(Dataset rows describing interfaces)

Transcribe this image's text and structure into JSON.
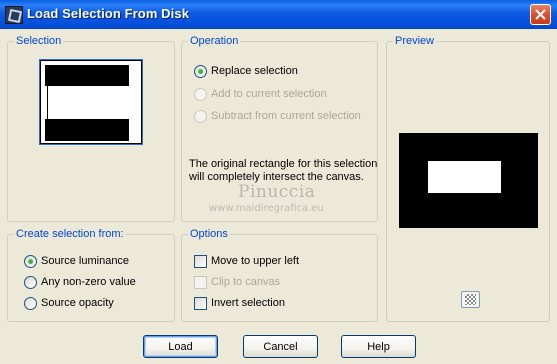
{
  "window": {
    "title": "Load Selection From Disk",
    "close_icon": "close-x-icon",
    "app_icon": "psp-icon"
  },
  "selection_group": {
    "label": "Selection"
  },
  "operation_group": {
    "label": "Operation",
    "options": [
      {
        "label": "Replace selection",
        "selected": true,
        "enabled": true
      },
      {
        "label": "Add to current selection",
        "selected": false,
        "enabled": false
      },
      {
        "label": "Subtract from current selection",
        "selected": false,
        "enabled": false
      }
    ],
    "info_line1": "The original rectangle for this selection",
    "info_line2": "will completely intersect the canvas."
  },
  "watermark": {
    "name": "Pinuccia",
    "url": "www.maidiregrafica.eu"
  },
  "preview_group": {
    "label": "Preview",
    "background_color": "#000000",
    "rect_color": "#ffffff"
  },
  "create_group": {
    "label": "Create selection from:",
    "options": [
      {
        "label": "Source luminance",
        "selected": true
      },
      {
        "label": "Any non-zero value",
        "selected": false
      },
      {
        "label": "Source opacity",
        "selected": false
      }
    ]
  },
  "options_group": {
    "label": "Options",
    "checks": [
      {
        "label": "Move to upper left",
        "checked": false,
        "enabled": true
      },
      {
        "label": "Clip to canvas",
        "checked": false,
        "enabled": false
      },
      {
        "label": "Invert selection",
        "checked": false,
        "enabled": true
      }
    ]
  },
  "buttons": {
    "load": "Load",
    "cancel": "Cancel",
    "help": "Help"
  }
}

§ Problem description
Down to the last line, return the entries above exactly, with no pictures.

§ Exercise solution
Transcribe this image's text and structure into JSON.
{
  "window": {
    "title": "Load Selection From Disk",
    "close_icon": "close-x-icon",
    "app_icon": "psp-icon"
  },
  "selection_group": {
    "label": "Selection"
  },
  "operation_group": {
    "label": "Operation",
    "options": [
      {
        "label": "Replace selection",
        "selected": true,
        "enabled": true
      },
      {
        "label": "Add to current selection",
        "selected": false,
        "enabled": false
      },
      {
        "label": "Subtract from current selection",
        "selected": false,
        "enabled": false
      }
    ],
    "info_line1": "The original rectangle for this selection",
    "info_line2": "will completely intersect the canvas."
  },
  "watermark": {
    "name": "Pinuccia",
    "url": "www.maidiregrafica.eu"
  },
  "preview_group": {
    "label": "Preview",
    "background_color": "#000000",
    "rect_color": "#ffffff"
  },
  "create_group": {
    "label": "Create selection from:",
    "options": [
      {
        "label": "Source luminance",
        "selected": true
      },
      {
        "label": "Any non-zero value",
        "selected": false
      },
      {
        "label": "Source opacity",
        "selected": false
      }
    ]
  },
  "options_group": {
    "label": "Options",
    "checks": [
      {
        "label": "Move to upper left",
        "checked": false,
        "enabled": true
      },
      {
        "label": "Clip to canvas",
        "checked": false,
        "enabled": false
      },
      {
        "label": "Invert selection",
        "checked": false,
        "enabled": true
      }
    ]
  },
  "buttons": {
    "load": "Load",
    "cancel": "Cancel",
    "help": "Help"
  }
}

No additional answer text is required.